### [PROBLEM TO SOLVE]
All of the data is to be set down again without alteration.

### [SUPPLIED DATA]
=== Begin Enclosure ===
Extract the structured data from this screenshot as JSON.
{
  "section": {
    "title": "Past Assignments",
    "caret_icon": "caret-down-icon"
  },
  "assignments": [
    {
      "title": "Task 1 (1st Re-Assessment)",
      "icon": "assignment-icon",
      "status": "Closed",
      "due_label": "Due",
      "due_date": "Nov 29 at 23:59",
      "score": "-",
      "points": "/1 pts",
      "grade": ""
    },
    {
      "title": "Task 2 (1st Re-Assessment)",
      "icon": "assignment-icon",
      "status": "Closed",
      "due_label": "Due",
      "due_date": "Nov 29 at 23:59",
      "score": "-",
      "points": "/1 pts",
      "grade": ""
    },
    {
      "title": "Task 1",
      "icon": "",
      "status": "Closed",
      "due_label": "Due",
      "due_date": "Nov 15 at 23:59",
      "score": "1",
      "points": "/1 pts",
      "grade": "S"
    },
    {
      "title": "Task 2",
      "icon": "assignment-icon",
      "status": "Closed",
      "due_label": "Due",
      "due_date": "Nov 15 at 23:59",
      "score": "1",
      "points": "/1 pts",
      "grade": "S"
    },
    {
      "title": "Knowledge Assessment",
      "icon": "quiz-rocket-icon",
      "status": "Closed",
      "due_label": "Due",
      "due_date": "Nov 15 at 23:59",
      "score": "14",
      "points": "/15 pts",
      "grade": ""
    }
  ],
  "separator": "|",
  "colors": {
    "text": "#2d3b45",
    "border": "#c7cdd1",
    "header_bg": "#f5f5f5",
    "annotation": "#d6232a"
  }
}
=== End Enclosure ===
### [YOUR SOLUTION]
Extract the structured data from this screenshot as JSON.
{
  "section": {
    "title": "Past Assignments",
    "caret_icon": "caret-down-icon"
  },
  "assignments": [
    {
      "title": "Task 1 (1st Re-Assessment)",
      "icon": "assignment-icon",
      "status": "Closed",
      "due_label": "Due",
      "due_date": "Nov 29 at 23:59",
      "score": "-",
      "points": "/1 pts",
      "grade": ""
    },
    {
      "title": "Task 2 (1st Re-Assessment)",
      "icon": "assignment-icon",
      "status": "Closed",
      "due_label": "Due",
      "due_date": "Nov 29 at 23:59",
      "score": "-",
      "points": "/1 pts",
      "grade": ""
    },
    {
      "title": "Task 1",
      "icon": "",
      "status": "Closed",
      "due_label": "Due",
      "due_date": "Nov 15 at 23:59",
      "score": "1",
      "points": "/1 pts",
      "grade": "S"
    },
    {
      "title": "Task 2",
      "icon": "assignment-icon",
      "status": "Closed",
      "due_label": "Due",
      "due_date": "Nov 15 at 23:59",
      "score": "1",
      "points": "/1 pts",
      "grade": "S"
    },
    {
      "title": "Knowledge Assessment",
      "icon": "quiz-rocket-icon",
      "status": "Closed",
      "due_label": "Due",
      "due_date": "Nov 15 at 23:59",
      "score": "14",
      "points": "/15 pts",
      "grade": ""
    }
  ],
  "separator": "|",
  "colors": {
    "text": "#2d3b45",
    "border": "#c7cdd1",
    "header_bg": "#f5f5f5",
    "annotation": "#d6232a"
  }
}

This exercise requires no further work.